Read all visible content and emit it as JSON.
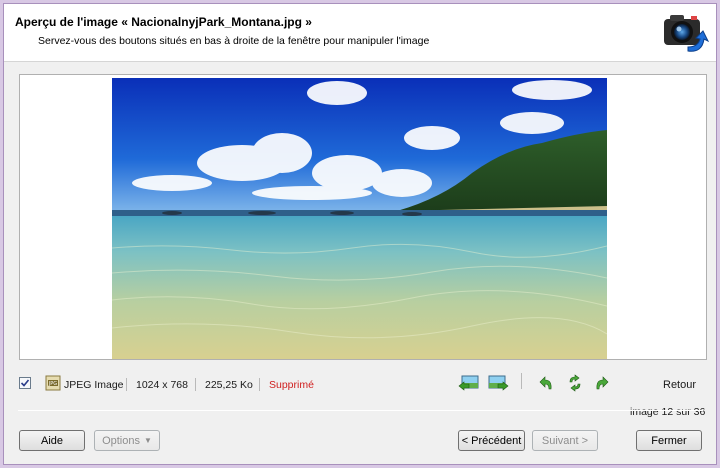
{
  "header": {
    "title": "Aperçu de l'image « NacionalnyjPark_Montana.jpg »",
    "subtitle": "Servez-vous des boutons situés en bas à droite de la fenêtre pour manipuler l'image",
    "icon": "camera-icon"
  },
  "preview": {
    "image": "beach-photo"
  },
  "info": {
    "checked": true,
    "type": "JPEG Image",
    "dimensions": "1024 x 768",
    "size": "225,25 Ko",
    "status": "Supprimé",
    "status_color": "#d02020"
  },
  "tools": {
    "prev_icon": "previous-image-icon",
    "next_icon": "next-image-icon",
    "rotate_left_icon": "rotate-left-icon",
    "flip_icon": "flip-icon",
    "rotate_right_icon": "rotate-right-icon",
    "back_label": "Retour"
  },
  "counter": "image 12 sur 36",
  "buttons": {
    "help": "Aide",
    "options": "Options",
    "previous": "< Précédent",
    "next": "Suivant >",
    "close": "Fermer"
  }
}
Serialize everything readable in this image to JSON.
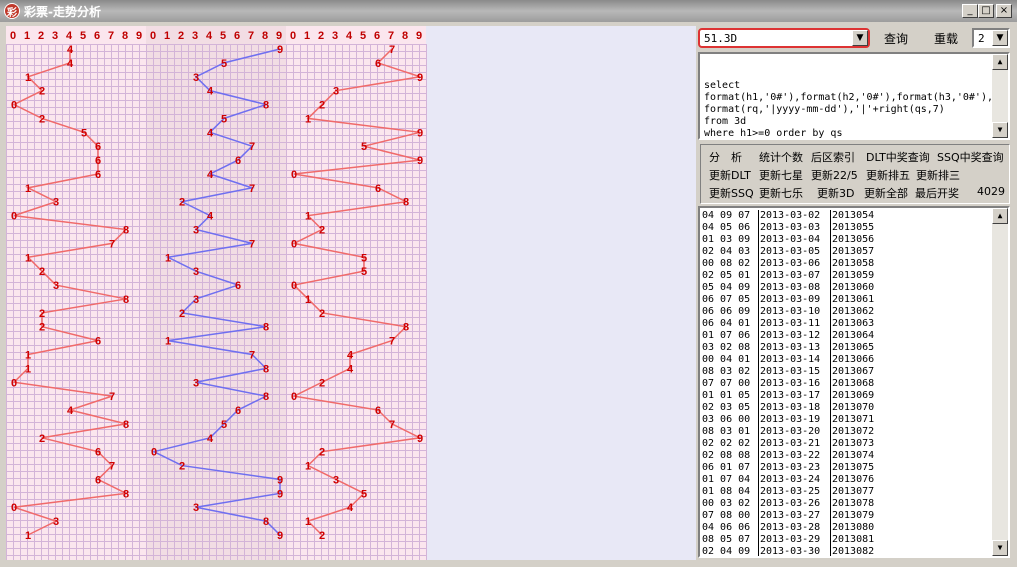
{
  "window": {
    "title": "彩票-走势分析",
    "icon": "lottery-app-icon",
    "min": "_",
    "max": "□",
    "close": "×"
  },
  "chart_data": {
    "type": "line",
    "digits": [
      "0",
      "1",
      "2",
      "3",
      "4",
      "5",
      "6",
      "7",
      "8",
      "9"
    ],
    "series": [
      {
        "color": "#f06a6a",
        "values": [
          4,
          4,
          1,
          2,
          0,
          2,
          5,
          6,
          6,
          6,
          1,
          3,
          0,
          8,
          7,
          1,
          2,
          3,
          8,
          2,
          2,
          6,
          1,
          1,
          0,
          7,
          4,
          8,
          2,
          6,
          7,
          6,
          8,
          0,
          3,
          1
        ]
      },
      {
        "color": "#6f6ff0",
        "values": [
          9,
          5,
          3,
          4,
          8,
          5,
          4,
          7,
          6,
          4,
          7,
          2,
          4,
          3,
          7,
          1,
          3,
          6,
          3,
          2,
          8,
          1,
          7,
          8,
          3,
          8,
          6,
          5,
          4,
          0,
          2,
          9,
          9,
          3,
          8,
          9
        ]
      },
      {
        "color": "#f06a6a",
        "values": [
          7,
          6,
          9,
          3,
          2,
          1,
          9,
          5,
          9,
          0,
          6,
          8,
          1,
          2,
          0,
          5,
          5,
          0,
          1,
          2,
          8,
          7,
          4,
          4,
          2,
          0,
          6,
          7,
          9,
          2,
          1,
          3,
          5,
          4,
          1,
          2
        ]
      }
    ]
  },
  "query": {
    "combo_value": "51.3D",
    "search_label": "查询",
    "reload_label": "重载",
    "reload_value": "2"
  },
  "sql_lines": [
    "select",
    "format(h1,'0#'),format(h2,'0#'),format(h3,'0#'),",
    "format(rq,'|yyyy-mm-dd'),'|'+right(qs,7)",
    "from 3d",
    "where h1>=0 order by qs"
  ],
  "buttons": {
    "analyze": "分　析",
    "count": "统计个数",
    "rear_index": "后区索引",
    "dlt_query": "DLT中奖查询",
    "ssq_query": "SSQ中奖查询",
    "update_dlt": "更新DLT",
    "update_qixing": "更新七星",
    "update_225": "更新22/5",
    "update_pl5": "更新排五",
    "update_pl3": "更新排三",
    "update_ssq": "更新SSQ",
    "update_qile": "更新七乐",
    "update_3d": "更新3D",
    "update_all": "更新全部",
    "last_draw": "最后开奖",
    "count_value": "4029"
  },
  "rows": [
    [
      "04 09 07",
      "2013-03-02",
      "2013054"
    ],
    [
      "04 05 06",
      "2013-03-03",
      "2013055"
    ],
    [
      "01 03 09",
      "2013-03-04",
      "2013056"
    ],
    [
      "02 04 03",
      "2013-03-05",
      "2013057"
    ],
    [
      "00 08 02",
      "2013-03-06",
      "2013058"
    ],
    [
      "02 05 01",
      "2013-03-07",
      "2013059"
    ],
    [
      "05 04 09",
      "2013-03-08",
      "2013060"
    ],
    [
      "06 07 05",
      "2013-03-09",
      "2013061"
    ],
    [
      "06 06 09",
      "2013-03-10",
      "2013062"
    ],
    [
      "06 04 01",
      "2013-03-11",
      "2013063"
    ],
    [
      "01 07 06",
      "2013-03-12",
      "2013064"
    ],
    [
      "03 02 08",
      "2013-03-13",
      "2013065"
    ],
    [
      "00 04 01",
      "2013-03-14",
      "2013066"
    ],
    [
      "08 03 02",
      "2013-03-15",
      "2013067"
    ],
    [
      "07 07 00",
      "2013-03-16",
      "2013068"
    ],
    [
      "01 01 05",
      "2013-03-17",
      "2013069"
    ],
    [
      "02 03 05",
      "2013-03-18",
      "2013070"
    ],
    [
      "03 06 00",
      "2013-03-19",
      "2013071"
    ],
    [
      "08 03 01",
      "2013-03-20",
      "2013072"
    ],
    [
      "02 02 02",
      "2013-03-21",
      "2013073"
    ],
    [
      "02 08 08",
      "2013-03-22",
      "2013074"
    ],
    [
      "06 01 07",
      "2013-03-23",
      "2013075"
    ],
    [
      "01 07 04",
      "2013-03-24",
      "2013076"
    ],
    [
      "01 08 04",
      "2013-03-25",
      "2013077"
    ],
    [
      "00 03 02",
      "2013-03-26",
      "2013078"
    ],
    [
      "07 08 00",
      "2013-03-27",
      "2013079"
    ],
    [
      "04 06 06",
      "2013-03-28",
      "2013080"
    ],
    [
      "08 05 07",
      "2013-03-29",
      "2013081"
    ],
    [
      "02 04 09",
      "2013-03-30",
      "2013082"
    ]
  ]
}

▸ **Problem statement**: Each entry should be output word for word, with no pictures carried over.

▸ **Exercise answer**:
Read all visible content and emit it as JSON.
{
  "header": {
    "title": "Aperçu de l'image « NacionalnyjPark_Montana.jpg »",
    "subtitle": "Servez-vous des boutons situés en bas à droite de la fenêtre pour manipuler l'image",
    "icon": "camera-icon"
  },
  "preview": {
    "image": "beach-photo"
  },
  "info": {
    "checked": true,
    "type": "JPEG Image",
    "dimensions": "1024 x 768",
    "size": "225,25 Ko",
    "status": "Supprimé",
    "status_color": "#d02020"
  },
  "tools": {
    "prev_icon": "previous-image-icon",
    "next_icon": "next-image-icon",
    "rotate_left_icon": "rotate-left-icon",
    "flip_icon": "flip-icon",
    "rotate_right_icon": "rotate-right-icon",
    "back_label": "Retour"
  },
  "counter": "image 12 sur 36",
  "buttons": {
    "help": "Aide",
    "options": "Options",
    "previous": "< Précédent",
    "next": "Suivant >",
    "close": "Fermer"
  }
}
Serialize everything readable in this image to JSON.
{
  "window": {
    "title": "彩票-走势分析",
    "icon": "lottery-app-icon",
    "min": "_",
    "max": "□",
    "close": "×"
  },
  "chart_data": {
    "type": "line",
    "digits": [
      "0",
      "1",
      "2",
      "3",
      "4",
      "5",
      "6",
      "7",
      "8",
      "9"
    ],
    "series": [
      {
        "color": "#f06a6a",
        "values": [
          4,
          4,
          1,
          2,
          0,
          2,
          5,
          6,
          6,
          6,
          1,
          3,
          0,
          8,
          7,
          1,
          2,
          3,
          8,
          2,
          2,
          6,
          1,
          1,
          0,
          7,
          4,
          8,
          2,
          6,
          7,
          6,
          8,
          0,
          3,
          1
        ]
      },
      {
        "color": "#6f6ff0",
        "values": [
          9,
          5,
          3,
          4,
          8,
          5,
          4,
          7,
          6,
          4,
          7,
          2,
          4,
          3,
          7,
          1,
          3,
          6,
          3,
          2,
          8,
          1,
          7,
          8,
          3,
          8,
          6,
          5,
          4,
          0,
          2,
          9,
          9,
          3,
          8,
          9
        ]
      },
      {
        "color": "#f06a6a",
        "values": [
          7,
          6,
          9,
          3,
          2,
          1,
          9,
          5,
          9,
          0,
          6,
          8,
          1,
          2,
          0,
          5,
          5,
          0,
          1,
          2,
          8,
          7,
          4,
          4,
          2,
          0,
          6,
          7,
          9,
          2,
          1,
          3,
          5,
          4,
          1,
          2
        ]
      }
    ]
  },
  "query": {
    "combo_value": "51.3D",
    "search_label": "查询",
    "reload_label": "重载",
    "reload_value": "2"
  },
  "sql_lines": [
    "select",
    "format(h1,'0#'),format(h2,'0#'),format(h3,'0#'),",
    "format(rq,'|yyyy-mm-dd'),'|'+right(qs,7)",
    "from 3d",
    "where h1>=0 order by qs"
  ],
  "buttons": {
    "analyze": "分　析",
    "count": "统计个数",
    "rear_index": "后区索引",
    "dlt_query": "DLT中奖查询",
    "ssq_query": "SSQ中奖查询",
    "update_dlt": "更新DLT",
    "update_qixing": "更新七星",
    "update_225": "更新22/5",
    "update_pl5": "更新排五",
    "update_pl3": "更新排三",
    "update_ssq": "更新SSQ",
    "update_qile": "更新七乐",
    "update_3d": "更新3D",
    "update_all": "更新全部",
    "last_draw": "最后开奖",
    "count_value": "4029"
  },
  "rows": [
    [
      "04 09 07",
      "2013-03-02",
      "2013054"
    ],
    [
      "04 05 06",
      "2013-03-03",
      "2013055"
    ],
    [
      "01 03 09",
      "2013-03-04",
      "2013056"
    ],
    [
      "02 04 03",
      "2013-03-05",
      "2013057"
    ],
    [
      "00 08 02",
      "2013-03-06",
      "2013058"
    ],
    [
      "02 05 01",
      "2013-03-07",
      "2013059"
    ],
    [
      "05 04 09",
      "2013-03-08",
      "2013060"
    ],
    [
      "06 07 05",
      "2013-03-09",
      "2013061"
    ],
    [
      "06 06 09",
      "2013-03-10",
      "2013062"
    ],
    [
      "06 04 01",
      "2013-03-11",
      "2013063"
    ],
    [
      "01 07 06",
      "2013-03-12",
      "2013064"
    ],
    [
      "03 02 08",
      "2013-03-13",
      "2013065"
    ],
    [
      "00 04 01",
      "2013-03-14",
      "2013066"
    ],
    [
      "08 03 02",
      "2013-03-15",
      "2013067"
    ],
    [
      "07 07 00",
      "2013-03-16",
      "2013068"
    ],
    [
      "01 01 05",
      "2013-03-17",
      "2013069"
    ],
    [
      "02 03 05",
      "2013-03-18",
      "2013070"
    ],
    [
      "03 06 00",
      "2013-03-19",
      "2013071"
    ],
    [
      "08 03 01",
      "2013-03-20",
      "2013072"
    ],
    [
      "02 02 02",
      "2013-03-21",
      "2013073"
    ],
    [
      "02 08 08",
      "2013-03-22",
      "2013074"
    ],
    [
      "06 01 07",
      "2013-03-23",
      "2013075"
    ],
    [
      "01 07 04",
      "2013-03-24",
      "2013076"
    ],
    [
      "01 08 04",
      "2013-03-25",
      "2013077"
    ],
    [
      "00 03 02",
      "2013-03-26",
      "2013078"
    ],
    [
      "07 08 00",
      "2013-03-27",
      "2013079"
    ],
    [
      "04 06 06",
      "2013-03-28",
      "2013080"
    ],
    [
      "08 05 07",
      "2013-03-29",
      "2013081"
    ],
    [
      "02 04 09",
      "2013-03-30",
      "2013082"
    ]
  ]
}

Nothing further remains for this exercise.